- By Thomas E. RicksThomas E. Ricks covered the U.S. military for the Washington Post from 2000 through 2008.
Last week I participated in a discussion of Eliot Cohen’s new book about America’s warpath between Albany, New York, and Montreal, Canada. One of the subjects was the similarity between that era and today’s, with sustained limited wars provoked by acts of terror. Cohen made a couple of comments that struck me:
— When Champlain traveled with Indians south from Canada into hostile territory, “it’s not Champlain who is the actor, it’s the Indians who are the actors. The Indians are manipulating him.” Likewise, these days, it’s not always about us. In the post-9/11 world, “we are a powerful piece often being moved around their chessboard.”
–The French did much better than the British/Americans in dealing with the Indians — but eventually the British/Americans got “good enough” at it to use their other advantages to prevail
–“One of the great strategic virtues is empathy.”
I asked an old friend to interview Professor Cohen about his new book:
Eliot Cohen: No, no, no. The movie is not all that great, and James Fenimore Cooper’s book is pretty problematic too — wooden dialogue, implausible characters, unbelievable action. But he got the landscape right. On the other hand, it’s still in print, which is more than you can say of most other books coming on two centuries since pub date. But there is a kernel of truth here. Kenneth Roberts was a wonderful historical novelist whom I read when I was a teenager, and between that and a visit to Fort Ticonderoga at age ten I got hooked. Took me some four decades to go from fascination to published book, however.
Magua: Hmm. [Speaking Huron] Magua is glad this guy writes books better than he reviews movies. [Returning to the white man’s tongue] Tell us a bit about this French-Canadian character who keeps popping up, would you?
EC: That would be La Corne St. Luc. He led raiding parties against the Americans in three wars (King George’s War, the French and Indian War, and the Revolution) although he also offered to join them when it looked as though we were about to take Canada in 1775. He was a brilliant leader of Indians and may have had a role in the massacre at Fort William Henry in 1757. In 1761 he figured New France was finished and set sail for France. He was shipwrecked off what is now Cape Breton Island, saw his two sons slip out of his grasp and drown just before he got on shore, pulled together the half dozen survivors, built a fire, found some Indians to take care of them, and then hiked fifteen hundred miles or so to Quebec — in the dead of winter — to get more help. Smart enough to slip away from Major General John Burgoyne’s army invading New York from Canada in 1777, just before it was surrounded and forced to surrender to the last man. Died in 1784, aged 73 (a very ripe old age by contemporary standards) one of the richest men in Canada, with a pretty young wife.
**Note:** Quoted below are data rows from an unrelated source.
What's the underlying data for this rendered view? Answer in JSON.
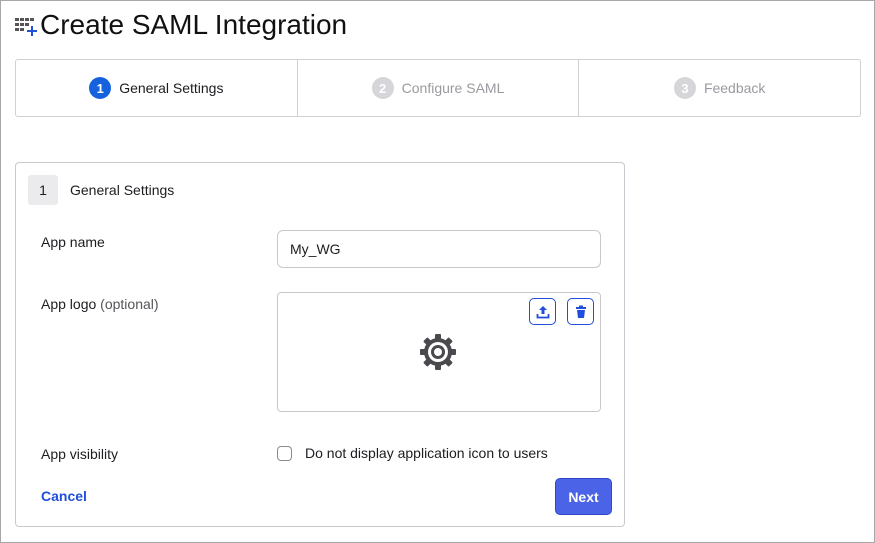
{
  "header": {
    "title": "Create SAML Integration"
  },
  "stepper": [
    {
      "num": "1",
      "label": "General Settings"
    },
    {
      "num": "2",
      "label": "Configure SAML"
    },
    {
      "num": "3",
      "label": "Feedback"
    }
  ],
  "card": {
    "num": "1",
    "title": "General Settings",
    "app_name_label": "App name",
    "app_name_value": "My_WG",
    "app_logo_label": "App logo",
    "app_logo_optional": "(optional)",
    "visibility_label": "App visibility",
    "visibility_checkbox": "Do not display application icon to users",
    "cancel": "Cancel",
    "next": "Next"
  },
  "colors": {
    "accent": "#1662dd",
    "button": "#4a63e7"
  }
}
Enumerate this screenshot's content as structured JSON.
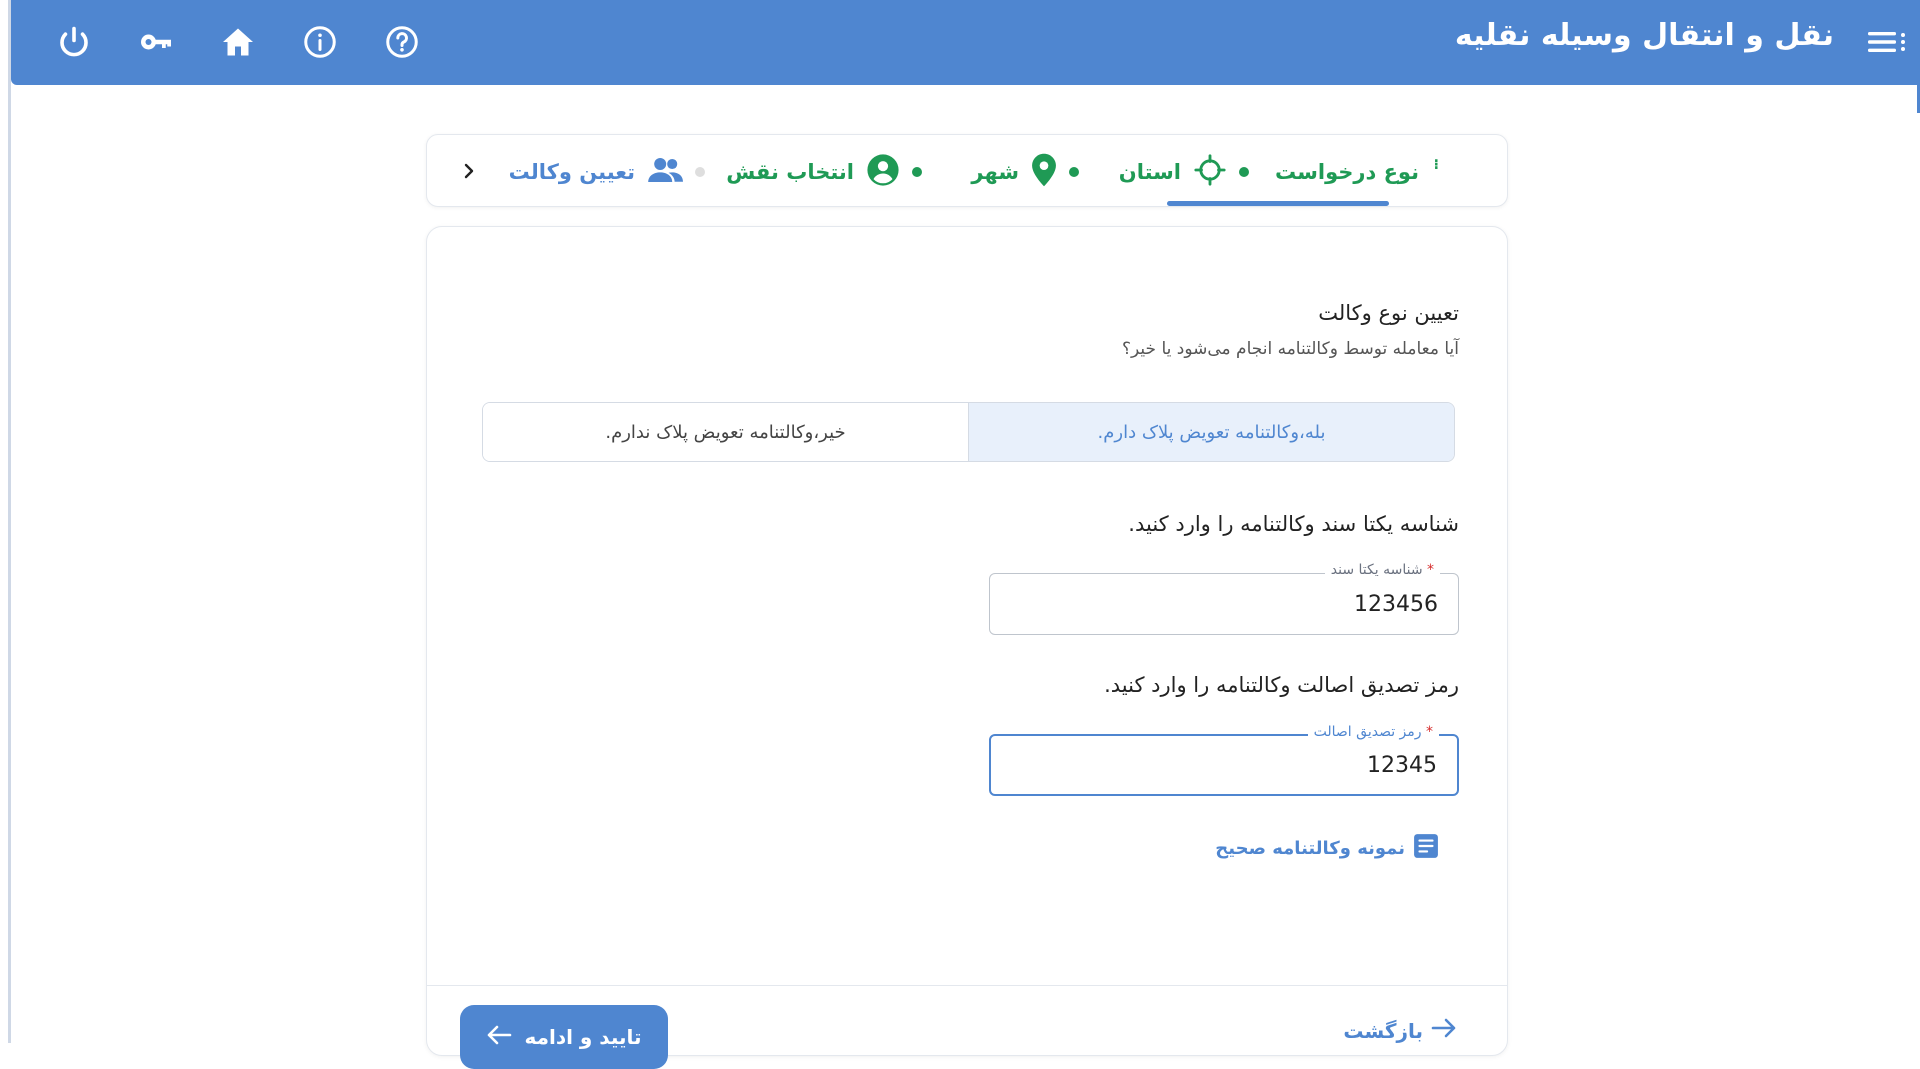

Quite a guy.
Magua: The French were in so much better a position militarily. How did they blow their hold on North America?
EC: Numbers had a lot to do with it — there were only 80,000 French Canadians and about fifteen times as many English-controlled colonists in the 1750s. But the more important explanation is the Royal Navy, which pretty much throttled the colony during the Seven Years (French and Indian) War, and the willingness of the British to pour vast resources into the conquest of North America. By 1759, when Quebec fell, there were easily four or five times as many British as French soldiers in North America, and Quebec was cut off and starving. But the French put up a ferocious fight, and might have hung on another year or so. And, in the supreme irony, at the decisive battle outside Quebec in 1759 their combination of French troops, Canadian militia, and Indians actually outnumbered the British army (almost all regulars) under James Wolfe.
Magua: Is there a lesson for our times here?
EC: I am wary of the idea of lessons. What the book shows, though, is just how deeply our way of war is rooted in our past. What is now the United States has been involved in every major global conflict since the end of the seventeenth century, and the Great Warpath was, in many ways the decisive theater for the North American bits of those conflicts. A lot of the ways we think about and approach warfare emanate from the two centuries I discuss in the book, including the paradoxical notion that one can conquer a nation into liberty. On that particular point, see the chapter about the siege of St. Johns in 1775.
Magua: What’s the one question you wish someone would ask about this book?
EC: What was the most fun about researching and writing it? Two answers: (a) leaving behind the pundits (particularly the monomaniacs and wingnuts) of contemporary political discourse and spending time — in my head, that is — with some great historians and truly remarkable historical characters, including La Corne St. Luc, Benedict Arnold, Ethan Allen, and many more; (b) walking the ground, to include snowshoeing the Battle on Snowshoes and sailing the battle of Valcour Island. If the book inspires lots of people to go poking around the places I write about, I will be delighted.
Daniel W. Drezner is professor of international politics at the Fletcher School of Law and Diplomacy at Tufts University and a senior editor at The National Interest. Prior to Fletcher, he taught at the University of Chicago and the University of Colorado at Boulder. Drezner has received fellowships from the German Marshall Fund of the United States, the Council on Foreign Relations, and Harvard University. He has previously held positions with Civic Education Project, the RAND Corporation, and the Treasury Department.| Daniel W. Drezner |